▶ SOURCE INFORMATION:
-------------------------

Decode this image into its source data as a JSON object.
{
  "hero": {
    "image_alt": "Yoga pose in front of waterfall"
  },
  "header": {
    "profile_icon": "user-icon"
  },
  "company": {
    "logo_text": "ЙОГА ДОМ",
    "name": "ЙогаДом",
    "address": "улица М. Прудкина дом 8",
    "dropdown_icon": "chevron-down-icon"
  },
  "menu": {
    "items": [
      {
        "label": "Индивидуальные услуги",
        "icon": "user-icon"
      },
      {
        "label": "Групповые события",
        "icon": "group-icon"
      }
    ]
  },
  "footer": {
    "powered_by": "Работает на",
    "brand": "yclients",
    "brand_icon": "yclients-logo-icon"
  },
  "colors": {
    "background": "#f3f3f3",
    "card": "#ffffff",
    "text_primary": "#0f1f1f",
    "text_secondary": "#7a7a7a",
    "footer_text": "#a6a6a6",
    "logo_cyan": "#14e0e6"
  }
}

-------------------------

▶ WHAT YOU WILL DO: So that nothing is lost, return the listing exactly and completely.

▶ EXERCISE RESULT:
Decode this image into its source data as a JSON object.
{
  "hero": {
    "image_alt": "Yoga pose in front of waterfall"
  },
  "header": {
    "profile_icon": "user-icon"
  },
  "company": {
    "logo_text": "ЙОГА ДОМ",
    "name": "ЙогаДом",
    "address": "улица М. Прудкина дом 8",
    "dropdown_icon": "chevron-down-icon"
  },
  "menu": {
    "items": [
      {
        "label": "Индивидуальные услуги",
        "icon": "user-icon"
      },
      {
        "label": "Групповые события",
        "icon": "group-icon"
      }
    ]
  },
  "footer": {
    "powered_by": "Работает на",
    "brand": "yclients",
    "brand_icon": "yclients-logo-icon"
  },
  "colors": {
    "background": "#f3f3f3",
    "card": "#ffffff",
    "text_primary": "#0f1f1f",
    "text_secondary": "#7a7a7a",
    "footer_text": "#a6a6a6",
    "logo_cyan": "#14e0e6"
  }
}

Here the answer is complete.